If only we could all start young with this practice.

But you don’t need to be attracted to meditation to be captivated by the book.  In fairness, Wright does provide an abundance of thought-provoking (no pun) data not only from science, but also from modern psychology which seems to coincide with basic Buddhists concepts of not-self/emptiness, liberation from delusion (how we see ourselves is largely an illusion), and our thinking mind’s “default mode network.”

If anyone is, (shouldn’t we all be), interested in understanding the mechanics behind how feelings shape thoughts, behaviors, and perceptions, and how, through practice, we can become aware of “things in our environment that affect those feelings,” than the book is well worth the investment.  Some feelings, he says “are good guiding lights,” while others can “push us around.”  He provides first-hand examples of how we might successfully manipulate the feelings that may not be benefiting us.

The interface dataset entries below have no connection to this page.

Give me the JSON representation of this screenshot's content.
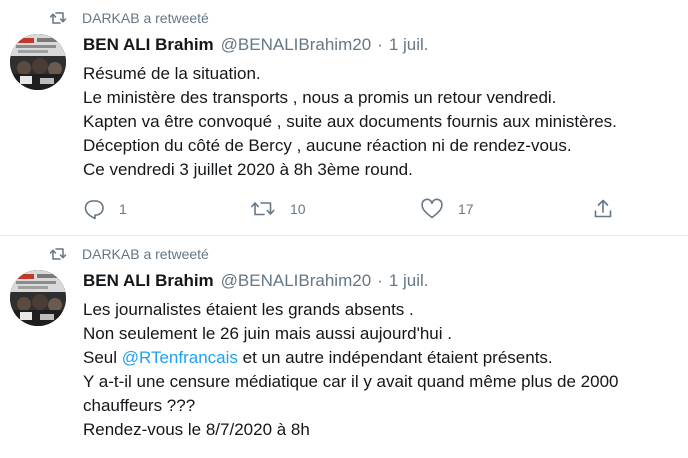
{
  "tweets": [
    {
      "retweeted_by": "DARKAB a retweeté",
      "author_name": "BEN ALI Brahim",
      "author_handle": "@BENALIBrahim20",
      "separator": "·",
      "date": "1 juil.",
      "lines": [
        "Résumé de la situation.",
        "Le ministère des transports , nous a promis un retour vendredi.",
        "Kapten va être convoqué , suite aux documents fournis aux ministères.",
        "Déception du côté de Bercy , aucune réaction ni de rendez-vous.",
        "Ce vendredi 3 juillet 2020 à 8h 3ème round."
      ],
      "reply_count": "1",
      "retweet_count": "10",
      "like_count": "17"
    },
    {
      "retweeted_by": "DARKAB a retweeté",
      "author_name": "BEN ALI Brahim",
      "author_handle": "@BENALIBrahim20",
      "separator": "·",
      "date": "1 juil.",
      "lines": [
        "Les journalistes étaient les grands absents .",
        "Non seulement le 26 juin mais aussi aujourd'hui .",
        "",
        "Y a-t-il une censure médiatique car il y avait quand même plus de 2000",
        "chauffeurs ???",
        "Rendez-vous le 8/7/2020 à 8h"
      ],
      "line3_prefix": "Seul ",
      "line3_mention": "@RTenfrancais",
      "line3_suffix": " et un autre indépendant étaient présents."
    }
  ],
  "icons": {
    "retweet_indicator": "retweet-icon",
    "reply": "reply-icon",
    "retweet": "retweet-icon",
    "like": "heart-icon",
    "share": "share-icon"
  },
  "colors": {
    "text": "#14171a",
    "secondary": "#657786",
    "link": "#1da1f2",
    "divider": "#e6ecf0"
  }
}
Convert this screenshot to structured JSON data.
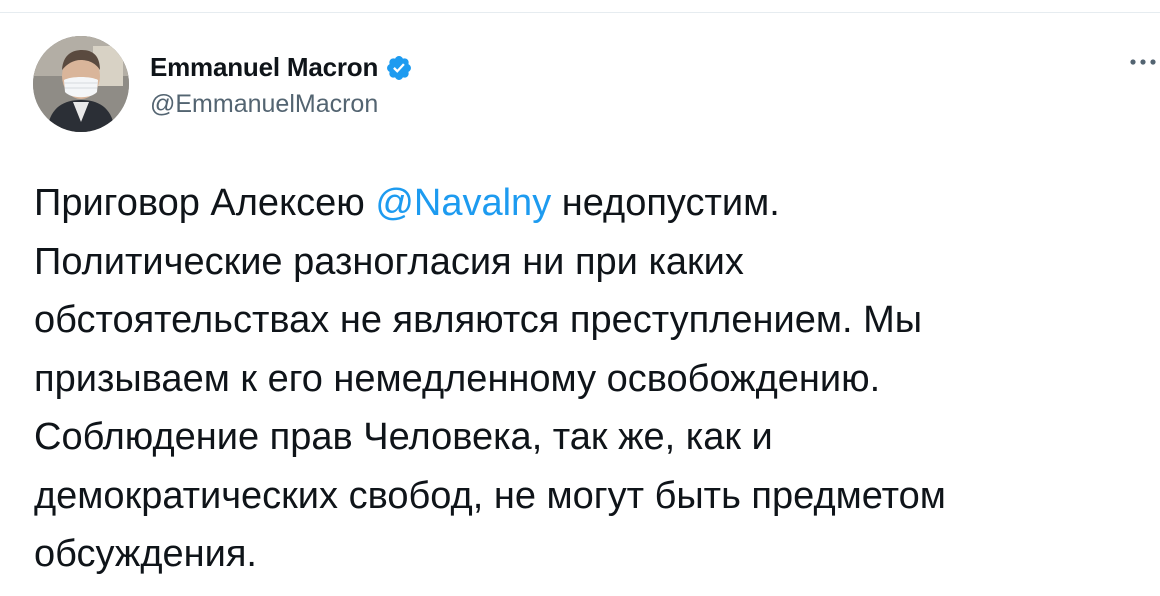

Even Newark’s airport has a meditation room.

Wright speckles the book with his own experiences, mainly with dry, relatable, yet subtlely perky humor.  I found myself laughing out loud several times throughout the book.

The value of meditation, he says, is its use as a fundamental tool, one that enables us to see the stories we build and how we can more clearly separate illusion from truth.  In other words, he says, mindfulness meditation helps us change our perception of the world, even with potentially simple annoyances like crabgrass, the buzzsaw of construction noise, or the impulse to respond to a pricky email.  He also describes the benefit of continued meditation as an evolving capacity of “seeing things with higher resolution.”

The key, he says, through daily practices of mindful meditation, is becoming more aware of “what causes what,” (causality).  But, he explains, the fruits of meditation is more than just awareness.  It’s active learning how to change negative into positive.

The crux of the book and Wright’s principal argument for our feelings, he outlines, is the  “conditioning” of natural selection, which is built into our core from millions of years of evolution.  But many “natural tendencies” which served our species well over time may also be working against us (in our relatively recent, densely populated global community).  He describes, through meditation, how we can “subvert the programming of (the undesirable aspects of) natural selection,” to achieve a measurable, positive impact in our lives and of those around us.  In effect, he is saying that Darwin confirmed the truth behind Buddhism.

After listening to his book (twice) it’s hard not to believe him.

Where did that thought come from?

It popped in from nowhere to grab my attention.

Before I could offer a reasonable objection,
I was whisked in an unknown direction,
following a theory that forked left, then right,
out of control and out of sight.

I could barely glimpse it morph and cohort,
and raising cain.  Was it half insane?

I was lost in the musing’s erratic wake,
when it circled back without mistake,
damn faster than the speed of light,
blasting everything in sight,
yet making sure I was alright.

The reverie directed its own screenplay,
imbued in the rumination,
a polished edge of anticipation,
and an alluring button called replay.

The outlook’s mirage cloaked in subtle fury,
slyly presiding as judge and jury.

But the clever impression was ripe for dissension,
slight nagging suspicions clouding the senses,
creating a hunch and a new speculation,
of egoic wit, masked in deception.

Then in a blink the marbles scattered,
a whole new topic was all that mattered,
replaced by another, less irrelevant notion,
the dreamy aim the same,
a beguiling spell of perpetual motion.

Even if the premise seemed all but real,
the resulting chapter had a fictional feel.

Forming an opinion was not my intention,
not with such limited discretion,
but the conviction’s goal seemed clear,
to plant a seed of apprehension.

So when it returns as it surely will,
I’ll embrace the belief with eager thrill,
smothering it with goodness and zeal,
trusting it will lose its appeal.

After all, there are thousands, millions, more,
poised like a readily armed corps,
not offering the prospect to sift nor choose,
nor win, nor loose.